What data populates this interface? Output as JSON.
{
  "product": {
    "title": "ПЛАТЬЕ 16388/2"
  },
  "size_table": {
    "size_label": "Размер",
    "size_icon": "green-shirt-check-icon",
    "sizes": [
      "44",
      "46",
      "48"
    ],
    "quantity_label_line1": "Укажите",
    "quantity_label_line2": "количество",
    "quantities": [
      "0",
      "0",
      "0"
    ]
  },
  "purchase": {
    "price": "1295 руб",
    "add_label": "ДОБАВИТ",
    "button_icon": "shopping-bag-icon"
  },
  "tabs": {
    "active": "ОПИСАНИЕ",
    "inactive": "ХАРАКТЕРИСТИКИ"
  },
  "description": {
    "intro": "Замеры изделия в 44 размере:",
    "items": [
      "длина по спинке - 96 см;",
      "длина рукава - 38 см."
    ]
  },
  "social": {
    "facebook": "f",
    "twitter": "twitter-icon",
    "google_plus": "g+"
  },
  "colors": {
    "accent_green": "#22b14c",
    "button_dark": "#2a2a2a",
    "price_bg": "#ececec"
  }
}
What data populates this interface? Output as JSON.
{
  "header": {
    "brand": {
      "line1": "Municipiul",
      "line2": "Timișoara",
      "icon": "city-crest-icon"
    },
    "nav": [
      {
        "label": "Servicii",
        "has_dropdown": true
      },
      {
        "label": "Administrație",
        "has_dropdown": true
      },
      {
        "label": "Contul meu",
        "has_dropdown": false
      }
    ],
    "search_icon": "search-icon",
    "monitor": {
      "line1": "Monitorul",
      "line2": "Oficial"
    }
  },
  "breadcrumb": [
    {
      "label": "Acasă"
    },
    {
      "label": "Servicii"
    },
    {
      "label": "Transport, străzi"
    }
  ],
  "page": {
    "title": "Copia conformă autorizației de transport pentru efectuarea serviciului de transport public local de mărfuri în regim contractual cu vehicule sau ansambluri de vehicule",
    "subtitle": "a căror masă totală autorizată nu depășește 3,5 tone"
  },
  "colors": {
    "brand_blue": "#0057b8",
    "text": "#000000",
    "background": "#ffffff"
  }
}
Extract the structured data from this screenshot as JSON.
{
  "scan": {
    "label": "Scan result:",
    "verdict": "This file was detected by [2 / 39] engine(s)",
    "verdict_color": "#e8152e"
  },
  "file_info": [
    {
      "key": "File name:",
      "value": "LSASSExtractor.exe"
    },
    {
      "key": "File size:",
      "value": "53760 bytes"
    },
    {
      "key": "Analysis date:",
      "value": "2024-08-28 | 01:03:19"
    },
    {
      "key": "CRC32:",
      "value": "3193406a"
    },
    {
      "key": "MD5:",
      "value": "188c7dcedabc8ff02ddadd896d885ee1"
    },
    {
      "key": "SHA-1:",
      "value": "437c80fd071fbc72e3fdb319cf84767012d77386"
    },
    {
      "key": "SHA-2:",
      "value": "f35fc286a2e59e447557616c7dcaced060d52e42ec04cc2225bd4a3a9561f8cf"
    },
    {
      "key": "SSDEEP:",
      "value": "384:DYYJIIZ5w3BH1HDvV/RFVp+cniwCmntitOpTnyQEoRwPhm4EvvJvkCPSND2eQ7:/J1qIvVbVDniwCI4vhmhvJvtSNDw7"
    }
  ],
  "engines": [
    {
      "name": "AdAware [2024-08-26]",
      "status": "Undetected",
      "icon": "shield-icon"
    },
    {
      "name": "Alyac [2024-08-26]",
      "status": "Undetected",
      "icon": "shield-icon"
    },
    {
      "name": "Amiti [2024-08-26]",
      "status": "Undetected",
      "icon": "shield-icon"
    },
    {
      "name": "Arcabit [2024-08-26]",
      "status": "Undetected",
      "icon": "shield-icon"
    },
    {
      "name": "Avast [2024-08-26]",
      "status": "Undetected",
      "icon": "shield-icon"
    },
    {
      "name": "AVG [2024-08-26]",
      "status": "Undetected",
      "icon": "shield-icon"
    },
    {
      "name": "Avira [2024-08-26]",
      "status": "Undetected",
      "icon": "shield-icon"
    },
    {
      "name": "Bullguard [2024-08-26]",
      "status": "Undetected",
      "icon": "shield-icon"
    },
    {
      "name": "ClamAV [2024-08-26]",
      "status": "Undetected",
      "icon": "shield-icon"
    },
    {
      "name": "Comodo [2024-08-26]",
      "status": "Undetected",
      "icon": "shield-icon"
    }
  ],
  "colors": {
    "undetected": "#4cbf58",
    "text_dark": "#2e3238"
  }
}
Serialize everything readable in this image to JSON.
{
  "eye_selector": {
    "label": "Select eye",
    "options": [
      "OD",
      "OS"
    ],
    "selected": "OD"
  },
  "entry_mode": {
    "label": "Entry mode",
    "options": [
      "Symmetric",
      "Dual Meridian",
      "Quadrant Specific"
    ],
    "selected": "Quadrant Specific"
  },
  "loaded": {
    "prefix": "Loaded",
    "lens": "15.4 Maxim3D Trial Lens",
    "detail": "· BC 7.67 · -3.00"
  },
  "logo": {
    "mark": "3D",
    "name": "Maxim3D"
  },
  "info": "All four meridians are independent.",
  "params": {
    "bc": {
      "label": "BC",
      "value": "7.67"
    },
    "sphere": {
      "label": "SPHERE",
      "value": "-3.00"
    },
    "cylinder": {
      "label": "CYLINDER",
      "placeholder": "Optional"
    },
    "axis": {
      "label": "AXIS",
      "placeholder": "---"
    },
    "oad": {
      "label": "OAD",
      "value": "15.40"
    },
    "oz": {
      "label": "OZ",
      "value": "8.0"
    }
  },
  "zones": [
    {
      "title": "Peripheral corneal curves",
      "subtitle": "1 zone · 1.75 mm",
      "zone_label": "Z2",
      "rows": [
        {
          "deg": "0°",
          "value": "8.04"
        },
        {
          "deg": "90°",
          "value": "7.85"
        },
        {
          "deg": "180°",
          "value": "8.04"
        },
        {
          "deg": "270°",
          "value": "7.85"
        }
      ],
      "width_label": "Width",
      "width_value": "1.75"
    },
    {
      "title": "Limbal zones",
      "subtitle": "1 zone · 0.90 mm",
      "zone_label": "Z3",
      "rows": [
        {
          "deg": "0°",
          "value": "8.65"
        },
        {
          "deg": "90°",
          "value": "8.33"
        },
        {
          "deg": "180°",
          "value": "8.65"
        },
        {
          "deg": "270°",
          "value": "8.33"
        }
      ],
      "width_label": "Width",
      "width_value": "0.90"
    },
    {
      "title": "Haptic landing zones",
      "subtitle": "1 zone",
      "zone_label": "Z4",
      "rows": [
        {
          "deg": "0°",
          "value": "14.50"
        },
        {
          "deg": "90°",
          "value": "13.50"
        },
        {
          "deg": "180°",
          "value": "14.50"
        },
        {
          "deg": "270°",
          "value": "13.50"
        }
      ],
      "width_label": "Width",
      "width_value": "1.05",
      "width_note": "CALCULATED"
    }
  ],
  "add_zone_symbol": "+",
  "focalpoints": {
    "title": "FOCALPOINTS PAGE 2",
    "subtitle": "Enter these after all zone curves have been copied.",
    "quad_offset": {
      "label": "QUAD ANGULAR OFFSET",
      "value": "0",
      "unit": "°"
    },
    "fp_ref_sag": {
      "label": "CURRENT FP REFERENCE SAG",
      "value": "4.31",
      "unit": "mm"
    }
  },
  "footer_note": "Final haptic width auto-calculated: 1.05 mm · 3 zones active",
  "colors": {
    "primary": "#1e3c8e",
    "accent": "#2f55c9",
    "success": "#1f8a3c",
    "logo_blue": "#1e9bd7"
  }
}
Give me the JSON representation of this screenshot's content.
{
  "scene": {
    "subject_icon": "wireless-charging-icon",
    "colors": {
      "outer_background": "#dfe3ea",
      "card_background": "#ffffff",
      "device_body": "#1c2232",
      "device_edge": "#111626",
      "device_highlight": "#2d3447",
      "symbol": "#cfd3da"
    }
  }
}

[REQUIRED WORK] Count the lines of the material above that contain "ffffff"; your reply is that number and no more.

[OUTPUT OF THE EXERCISE] 2